Rose's Team USA play helps Bulls

Derrick RoseAP Photo/John Locher

Bulls guard Derrick Rose, the 2011 NBA MVP who missed most of the past two seasons, told reporters after his first practice with USA Basketball that his confidence is "through the roof" -- and that's good news for the Chicago Bulls. Rose's play may not live up to his words, but if he makes Team USA's roster for the FIBA World Cup (Aug. 30-Sept. 14), it could still be a big win for the Bulls as they prepare for the 2014-15 season.

Here's a look at how Rose's play with Team USA would likely benefit coach Tom Thibodeau & Co.

Tentative Rose typical of ACL return

Our last memory of Rose on the court is him struggling through the first 10 games of the 2013-14 season before suffering a torn meniscus on Nov. 22 at Portland. Surgery to repair the meniscus ended Rose's campaign, leaving him with negative wins above replacement player (WARP) by my rating system.

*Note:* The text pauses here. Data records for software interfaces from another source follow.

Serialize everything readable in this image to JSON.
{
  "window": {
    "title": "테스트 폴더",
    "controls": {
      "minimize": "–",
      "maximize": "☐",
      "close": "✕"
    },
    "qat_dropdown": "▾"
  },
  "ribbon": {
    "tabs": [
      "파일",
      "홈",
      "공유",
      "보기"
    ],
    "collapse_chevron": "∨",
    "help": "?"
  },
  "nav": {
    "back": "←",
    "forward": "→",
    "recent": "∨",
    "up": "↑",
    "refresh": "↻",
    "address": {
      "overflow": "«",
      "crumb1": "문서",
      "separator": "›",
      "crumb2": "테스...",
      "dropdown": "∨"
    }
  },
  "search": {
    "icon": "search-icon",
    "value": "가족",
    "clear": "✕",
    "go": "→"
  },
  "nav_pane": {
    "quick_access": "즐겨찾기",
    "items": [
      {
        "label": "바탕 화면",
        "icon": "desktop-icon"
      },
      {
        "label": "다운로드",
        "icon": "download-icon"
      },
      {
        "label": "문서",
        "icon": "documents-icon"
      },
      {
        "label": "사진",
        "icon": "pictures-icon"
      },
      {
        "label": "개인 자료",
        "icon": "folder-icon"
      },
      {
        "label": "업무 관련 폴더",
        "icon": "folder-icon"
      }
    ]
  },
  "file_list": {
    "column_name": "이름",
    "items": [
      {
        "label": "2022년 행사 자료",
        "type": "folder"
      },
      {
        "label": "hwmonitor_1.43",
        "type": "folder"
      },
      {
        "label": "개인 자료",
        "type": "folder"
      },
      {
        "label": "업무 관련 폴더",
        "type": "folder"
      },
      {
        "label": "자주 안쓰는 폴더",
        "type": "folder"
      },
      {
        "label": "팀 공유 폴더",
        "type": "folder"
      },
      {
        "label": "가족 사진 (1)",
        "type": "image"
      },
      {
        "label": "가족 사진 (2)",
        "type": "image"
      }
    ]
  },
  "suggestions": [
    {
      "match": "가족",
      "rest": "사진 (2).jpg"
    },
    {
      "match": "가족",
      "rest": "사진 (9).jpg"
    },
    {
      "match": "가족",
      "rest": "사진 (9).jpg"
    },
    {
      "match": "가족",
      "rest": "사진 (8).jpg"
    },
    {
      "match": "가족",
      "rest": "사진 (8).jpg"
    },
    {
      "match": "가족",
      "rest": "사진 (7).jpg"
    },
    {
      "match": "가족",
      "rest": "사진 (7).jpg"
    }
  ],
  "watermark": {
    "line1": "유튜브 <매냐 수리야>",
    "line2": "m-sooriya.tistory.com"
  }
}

However, in the context of his recovery from the torn ACL that kept him off the court for all of 2012-13, Rose's performance looks much more normal. While my research has shown that players perform only slightly worse the season after suffering an ACL injury, looking at the schedule as a whole doesn't tell the entire story.

Instead, the numbers show that players coming back from ACL injuries are at their worst in their first handful of games on the court before quickly improving back to near normal. This shows up most dramatically in terms of shooting percentage, which was Rose's biggest issue. During his first four seasons, Rose made 48.9 percent of his 2-point attempts. In the 10 games he played last season, he shot just 35.9 percent on 2s.

On average, as the chart at right shows, players coming back from ACL injuries shoot 5.4 percent worse on 2-pointers over their first 10 games than their projection from my SCHOENE projection system, which uses performance over the previous three seasons adjusted for the development of similar players at the same age. They shoot about as well as expected from beyond the arc, which is also consistent with Rose, who made a career-best 34 percent of his 3-pointers in 2013-14.

Improvement comes quickly for post-ACL players. While they still shoot much worse than expected on 2-pointers over their next 10 games, from games 21 to 30 they're just 1.6 percent worse than expected. And by games 31 to 40, they actually surpass their season projections.

Rose isn't the only player who has returned from an ACL looking rusty. Ricky Rubio of the Minnesota Timberwolves, never an accurate shooter under the best of circumstances, shot 22.2 percent from the field in his first 10 games back during 2012-13. Iman Shumpert of the New York Knicks made less than 30 percent of his 2-point attempts during his first 10 games back the same season. The difference was that those players had another 30-plus games to improve their final stat lines, a luxury Rose never got because of his meniscus injury.

Shaking off the rust for Team USA

Few players opt for the slower-healing meniscus repair that Rose underwent, choosing instead the meniscectomy that gets them back on the court faster at a possible long-term cost, so it's difficult to perform the same kind of study of performance after the injury. A look at the most similar cases, including Russell Westbrook of the Oklahoma City Thunder, suggests a similar adjustment period.

Westbrook, who had a second surgery to remove a stitch that came loose in his knee during training camp, shot 41.5 percent on 2-point attempts during his first 10 games back in the lineup last season. He made 46.9 percent of his 2s over the next 10 games and finished 2013-14 shooting 48.2 percent inside the arc, tied for the best mark of his career.

Chase Budinger of the Minnesota Timberwolves missed more than four months during the 2012-13 season after a meniscus repair. He made 44.2 percent of his 2s and 31 percent of his 3s in his first 10 games back, compared to career marks of 48.4 percent and 35.7 percent, respectively.

If Rose must go through another adjustment period, it's better for the Bulls that he begins that process as soon as possible. The experience of going through training camp with USA Basketball should help. There's some evidence that practice and exhibition games help the process; players who returned from ACL injuries midseason saw their 2-point percentages dip much more (17 percent worse than expected) than those who had the benefit of going through training camp.

Practice and preseason are not perfect substitutes for regular-season NBA competition. That's why even players with a training camp still have tended to struggle early in their return from ACL injuries. But playing against some of the league's top point guards -- such as Stephen Curry, Kyrie Irving, Damian Lillard and John Wall -- should provide the toughest test possible for Rose. Regardless of whether he passes, the experience should help him be closer to 100 percent at the start of the 2014-15 season.